- [What to produce] The reply has to be a number alone, equal to how many lines in the entries below hold the string "image".

- [Input data]
__________________________________________________

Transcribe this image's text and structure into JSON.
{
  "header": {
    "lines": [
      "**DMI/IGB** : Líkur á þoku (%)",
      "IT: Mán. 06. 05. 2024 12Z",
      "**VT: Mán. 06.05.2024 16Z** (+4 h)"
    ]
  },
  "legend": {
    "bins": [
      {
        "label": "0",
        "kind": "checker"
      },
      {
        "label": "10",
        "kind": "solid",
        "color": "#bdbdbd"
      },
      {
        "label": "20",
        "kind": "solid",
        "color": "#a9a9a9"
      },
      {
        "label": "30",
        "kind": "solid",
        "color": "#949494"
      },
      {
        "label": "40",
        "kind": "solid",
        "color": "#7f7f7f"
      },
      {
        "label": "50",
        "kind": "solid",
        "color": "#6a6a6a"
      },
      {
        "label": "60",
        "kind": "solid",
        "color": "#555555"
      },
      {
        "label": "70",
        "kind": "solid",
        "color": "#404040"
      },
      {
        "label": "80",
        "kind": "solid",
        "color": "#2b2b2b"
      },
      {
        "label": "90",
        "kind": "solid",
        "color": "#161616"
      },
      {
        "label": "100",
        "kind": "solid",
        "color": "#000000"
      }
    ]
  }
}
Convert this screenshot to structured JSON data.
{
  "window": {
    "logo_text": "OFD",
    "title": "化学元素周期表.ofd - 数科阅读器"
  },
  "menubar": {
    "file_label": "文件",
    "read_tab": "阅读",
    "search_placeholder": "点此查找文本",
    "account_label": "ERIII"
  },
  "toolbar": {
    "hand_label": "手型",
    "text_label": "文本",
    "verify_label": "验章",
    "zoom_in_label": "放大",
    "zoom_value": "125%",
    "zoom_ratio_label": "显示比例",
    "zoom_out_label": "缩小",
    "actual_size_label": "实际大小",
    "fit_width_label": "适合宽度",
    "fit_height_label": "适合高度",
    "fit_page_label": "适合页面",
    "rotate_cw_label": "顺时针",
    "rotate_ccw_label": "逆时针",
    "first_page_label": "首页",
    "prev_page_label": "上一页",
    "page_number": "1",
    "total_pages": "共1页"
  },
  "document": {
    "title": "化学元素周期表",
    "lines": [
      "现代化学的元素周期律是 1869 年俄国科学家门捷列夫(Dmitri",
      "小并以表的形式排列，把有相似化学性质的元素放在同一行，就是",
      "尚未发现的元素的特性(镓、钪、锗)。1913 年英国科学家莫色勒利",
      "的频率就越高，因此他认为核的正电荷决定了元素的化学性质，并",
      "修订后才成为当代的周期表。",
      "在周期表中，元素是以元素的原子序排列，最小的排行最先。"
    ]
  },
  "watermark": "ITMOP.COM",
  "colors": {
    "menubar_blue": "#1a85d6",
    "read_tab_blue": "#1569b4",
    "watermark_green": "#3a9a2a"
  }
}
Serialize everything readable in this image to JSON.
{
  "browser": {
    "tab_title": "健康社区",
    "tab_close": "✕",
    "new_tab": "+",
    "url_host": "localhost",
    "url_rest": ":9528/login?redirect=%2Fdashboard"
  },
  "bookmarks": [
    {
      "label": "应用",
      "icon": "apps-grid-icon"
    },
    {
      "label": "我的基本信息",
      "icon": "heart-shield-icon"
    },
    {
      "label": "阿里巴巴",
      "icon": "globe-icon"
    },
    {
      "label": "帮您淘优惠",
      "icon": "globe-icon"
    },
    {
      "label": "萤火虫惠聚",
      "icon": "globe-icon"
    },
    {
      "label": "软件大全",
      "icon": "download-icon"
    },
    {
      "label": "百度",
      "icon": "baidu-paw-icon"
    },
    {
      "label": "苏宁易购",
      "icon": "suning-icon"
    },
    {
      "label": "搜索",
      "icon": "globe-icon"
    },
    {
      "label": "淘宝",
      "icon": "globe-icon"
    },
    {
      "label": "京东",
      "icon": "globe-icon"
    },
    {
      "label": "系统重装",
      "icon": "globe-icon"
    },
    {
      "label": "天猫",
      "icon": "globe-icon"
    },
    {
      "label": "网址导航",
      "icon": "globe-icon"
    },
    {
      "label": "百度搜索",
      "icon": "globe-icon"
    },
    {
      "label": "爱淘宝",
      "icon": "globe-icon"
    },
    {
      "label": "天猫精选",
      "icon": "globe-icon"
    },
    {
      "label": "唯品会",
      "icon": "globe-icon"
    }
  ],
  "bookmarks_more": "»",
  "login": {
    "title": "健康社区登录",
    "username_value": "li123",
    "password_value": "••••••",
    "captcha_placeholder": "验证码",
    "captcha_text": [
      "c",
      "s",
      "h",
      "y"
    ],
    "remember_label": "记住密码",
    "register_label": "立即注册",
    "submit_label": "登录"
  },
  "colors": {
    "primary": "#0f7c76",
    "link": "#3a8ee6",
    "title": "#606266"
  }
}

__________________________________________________

- [Answer box] 2